programming is frustrating. If you disagree, email me. It should be frustrating, it means it’s challenging – frustration oriented programming transcends language and time. It should be taught and encouraged.
Just the other day I copied a dependency to a new location, changed all the files linking to it, but then edited the old file, confused why the changes weren’t being applied, finally realizing my error after thirty painful minutes (I was learning a new configuration language in my defense). Of course, I felt like an idiot, but I already knew I was an idiot so I just kept going. That’s the thing, I don’t get frustrated by programming, I almost seek the inevitable frustration of learning new languages and libraries and practices – I learned how to program during high school by myself on a caffeine binge at 4 in the morning on a school night debugging segmentation faults (I realize I sound really cool right now). It was painful. But I learned valuable lessons – check the most obvious problems first, compartmentalize potential failures, and eventually just use the debugger, it is there for a reason. I’m glad I did it though, because, sure, I didn’t know any better and was just messing around, but now it takes a lot to frustrate me, I dare you to try. I own undocumented APIs, null pointers and all things horrible because I’ve chased much dumber problems and wasted my time doing stupider things.
It’s frustration that makes programming a mystic and almost legendary profession. People wonder how programmers began, as if they woke up one morning and wrote the linux kernel, how I imagine others find their professions. Most other people will immediately throw their hands in the air and ask for help when encountering an unfamiliar problem (think parents and computers), but the programmer doesn’t – they have an uncanny ability to stare frustration down the throat and continue on. That’s how I started programming; debugging my computer problems turned into linux turned into bash turned into C. I was not magic. I just put in a lot of work and learned a lot – a lot about how I deal with frustration.

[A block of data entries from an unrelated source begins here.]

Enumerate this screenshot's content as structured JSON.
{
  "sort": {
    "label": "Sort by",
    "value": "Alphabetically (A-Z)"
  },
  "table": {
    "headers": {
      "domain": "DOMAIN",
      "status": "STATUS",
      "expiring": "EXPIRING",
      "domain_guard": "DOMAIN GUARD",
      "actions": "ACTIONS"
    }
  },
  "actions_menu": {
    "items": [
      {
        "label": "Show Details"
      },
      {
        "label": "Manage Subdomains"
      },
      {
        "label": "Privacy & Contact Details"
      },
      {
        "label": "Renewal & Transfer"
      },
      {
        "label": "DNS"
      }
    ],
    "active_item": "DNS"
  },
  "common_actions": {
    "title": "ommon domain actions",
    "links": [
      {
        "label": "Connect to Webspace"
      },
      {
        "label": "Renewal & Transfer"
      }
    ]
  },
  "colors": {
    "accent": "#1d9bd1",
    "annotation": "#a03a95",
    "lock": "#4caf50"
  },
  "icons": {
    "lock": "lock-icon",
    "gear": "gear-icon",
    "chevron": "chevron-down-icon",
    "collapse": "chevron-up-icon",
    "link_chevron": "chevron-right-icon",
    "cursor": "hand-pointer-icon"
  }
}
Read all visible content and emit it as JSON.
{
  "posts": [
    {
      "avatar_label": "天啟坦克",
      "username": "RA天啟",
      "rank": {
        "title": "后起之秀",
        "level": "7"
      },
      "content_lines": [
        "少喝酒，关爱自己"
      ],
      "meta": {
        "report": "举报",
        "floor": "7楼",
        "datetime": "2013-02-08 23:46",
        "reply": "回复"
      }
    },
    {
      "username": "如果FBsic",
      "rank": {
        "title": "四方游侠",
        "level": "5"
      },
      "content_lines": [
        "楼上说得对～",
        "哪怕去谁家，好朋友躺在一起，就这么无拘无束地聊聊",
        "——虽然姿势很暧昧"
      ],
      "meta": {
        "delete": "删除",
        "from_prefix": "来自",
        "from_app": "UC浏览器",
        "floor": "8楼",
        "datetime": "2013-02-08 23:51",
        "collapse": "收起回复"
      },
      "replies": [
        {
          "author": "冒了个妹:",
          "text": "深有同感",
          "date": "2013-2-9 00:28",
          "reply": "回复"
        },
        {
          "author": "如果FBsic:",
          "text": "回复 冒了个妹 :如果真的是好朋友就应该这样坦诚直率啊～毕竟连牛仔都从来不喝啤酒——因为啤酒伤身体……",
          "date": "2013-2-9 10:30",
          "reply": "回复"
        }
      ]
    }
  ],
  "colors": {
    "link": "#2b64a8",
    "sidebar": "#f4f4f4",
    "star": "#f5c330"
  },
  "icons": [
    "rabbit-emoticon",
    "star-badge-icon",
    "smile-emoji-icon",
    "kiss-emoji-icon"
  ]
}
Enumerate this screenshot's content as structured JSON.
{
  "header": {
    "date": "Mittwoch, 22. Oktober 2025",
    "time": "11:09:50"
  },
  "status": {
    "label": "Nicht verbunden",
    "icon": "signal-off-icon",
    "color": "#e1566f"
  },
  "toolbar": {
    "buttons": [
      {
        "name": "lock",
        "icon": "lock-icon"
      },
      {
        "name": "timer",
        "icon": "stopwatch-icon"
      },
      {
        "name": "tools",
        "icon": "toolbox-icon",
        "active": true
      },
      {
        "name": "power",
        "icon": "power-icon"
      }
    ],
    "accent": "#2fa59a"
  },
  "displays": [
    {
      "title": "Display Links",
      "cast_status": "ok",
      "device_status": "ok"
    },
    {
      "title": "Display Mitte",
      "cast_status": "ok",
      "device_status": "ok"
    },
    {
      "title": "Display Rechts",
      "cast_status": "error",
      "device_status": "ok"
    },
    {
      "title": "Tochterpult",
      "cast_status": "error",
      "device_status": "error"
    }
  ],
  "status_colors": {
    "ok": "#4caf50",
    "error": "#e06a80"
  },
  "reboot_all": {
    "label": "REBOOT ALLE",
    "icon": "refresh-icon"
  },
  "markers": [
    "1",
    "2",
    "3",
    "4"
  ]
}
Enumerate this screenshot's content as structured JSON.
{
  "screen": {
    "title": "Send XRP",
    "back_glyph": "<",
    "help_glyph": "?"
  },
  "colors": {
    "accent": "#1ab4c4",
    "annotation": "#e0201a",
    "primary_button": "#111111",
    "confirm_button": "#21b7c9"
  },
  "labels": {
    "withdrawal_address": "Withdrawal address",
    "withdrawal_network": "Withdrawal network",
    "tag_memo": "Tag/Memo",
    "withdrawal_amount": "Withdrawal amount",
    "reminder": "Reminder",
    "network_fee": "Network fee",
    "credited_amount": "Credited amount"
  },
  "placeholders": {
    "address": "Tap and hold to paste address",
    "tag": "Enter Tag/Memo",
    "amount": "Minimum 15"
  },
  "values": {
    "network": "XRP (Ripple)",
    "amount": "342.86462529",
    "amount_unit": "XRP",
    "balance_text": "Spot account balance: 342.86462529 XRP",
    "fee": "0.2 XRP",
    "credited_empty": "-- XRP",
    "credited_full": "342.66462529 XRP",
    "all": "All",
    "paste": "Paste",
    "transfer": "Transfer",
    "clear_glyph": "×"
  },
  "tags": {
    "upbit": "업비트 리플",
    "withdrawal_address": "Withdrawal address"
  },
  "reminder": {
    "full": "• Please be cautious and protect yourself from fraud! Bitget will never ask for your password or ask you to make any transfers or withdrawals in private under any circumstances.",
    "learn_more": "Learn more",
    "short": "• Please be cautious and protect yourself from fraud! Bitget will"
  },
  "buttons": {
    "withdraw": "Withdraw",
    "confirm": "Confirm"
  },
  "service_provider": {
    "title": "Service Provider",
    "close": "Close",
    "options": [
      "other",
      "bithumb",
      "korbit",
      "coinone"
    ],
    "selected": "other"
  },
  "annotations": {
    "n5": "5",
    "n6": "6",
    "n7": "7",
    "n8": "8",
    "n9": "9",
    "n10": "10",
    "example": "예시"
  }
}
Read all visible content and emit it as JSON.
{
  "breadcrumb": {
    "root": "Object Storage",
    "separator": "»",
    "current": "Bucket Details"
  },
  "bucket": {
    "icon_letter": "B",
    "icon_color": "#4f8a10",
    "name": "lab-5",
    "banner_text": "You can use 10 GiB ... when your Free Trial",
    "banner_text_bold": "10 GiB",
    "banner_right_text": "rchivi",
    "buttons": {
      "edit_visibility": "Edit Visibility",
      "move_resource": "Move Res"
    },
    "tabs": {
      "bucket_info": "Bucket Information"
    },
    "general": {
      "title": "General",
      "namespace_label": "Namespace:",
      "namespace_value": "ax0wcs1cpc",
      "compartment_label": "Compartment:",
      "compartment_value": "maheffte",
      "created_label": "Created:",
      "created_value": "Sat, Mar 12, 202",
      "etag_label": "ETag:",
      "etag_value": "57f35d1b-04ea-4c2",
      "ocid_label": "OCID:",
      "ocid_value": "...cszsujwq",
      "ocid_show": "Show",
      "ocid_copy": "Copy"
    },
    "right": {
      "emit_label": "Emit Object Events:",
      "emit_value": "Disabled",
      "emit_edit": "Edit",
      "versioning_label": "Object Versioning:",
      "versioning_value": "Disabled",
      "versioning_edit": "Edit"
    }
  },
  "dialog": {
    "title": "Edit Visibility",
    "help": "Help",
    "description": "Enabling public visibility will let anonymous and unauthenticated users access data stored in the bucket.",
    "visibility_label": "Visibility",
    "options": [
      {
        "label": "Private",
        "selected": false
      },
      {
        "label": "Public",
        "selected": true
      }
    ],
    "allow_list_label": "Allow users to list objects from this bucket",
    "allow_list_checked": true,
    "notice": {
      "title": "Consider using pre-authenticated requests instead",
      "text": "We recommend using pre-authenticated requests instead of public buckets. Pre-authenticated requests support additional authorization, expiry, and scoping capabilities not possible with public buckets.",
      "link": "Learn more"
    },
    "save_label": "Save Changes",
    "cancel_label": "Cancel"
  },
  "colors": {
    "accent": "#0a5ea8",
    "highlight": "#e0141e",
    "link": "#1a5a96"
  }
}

I’m lucky, I deal marvelously with frustration – programmers need to.
This ability should be taught not just as a byproduct of computer science – frustration lies at the heart of all programming and in this imperfect science I believe it always will. No code is perfect, everything is broken, and it all fails spectacularly in the most surprising of ways. Students need to be taught how to cope with, seek, and love frustration, immunize themselves to it or else they will never be able to sustain a lifetime of learning as a programmer. If ever someone stops becoming frustrated, they probably aren’t challenging themselves, learning anything new, and they most definitely aren’t advancing computer science.
Ways to deal with frustration should be taught in schools. Not everything is magic, sometimes failure is necessary, especially in programming. But it’s not just in programming – I surmise that frustration is one of the root problems of America’s lack of budding scientists (but this calls for another post and actual research). No one wants to learn science because science has clear cut failure that frustrates students who aren’t used to coping. The failure and frustration in the sciences makes it hard and unapproachable. Students should be taught to deal with frustration productively, challenged to fail early on, and I hope it won’t be alone at 4 in the morning with a cup of coffee. Frustration is everywhere, learn to love it.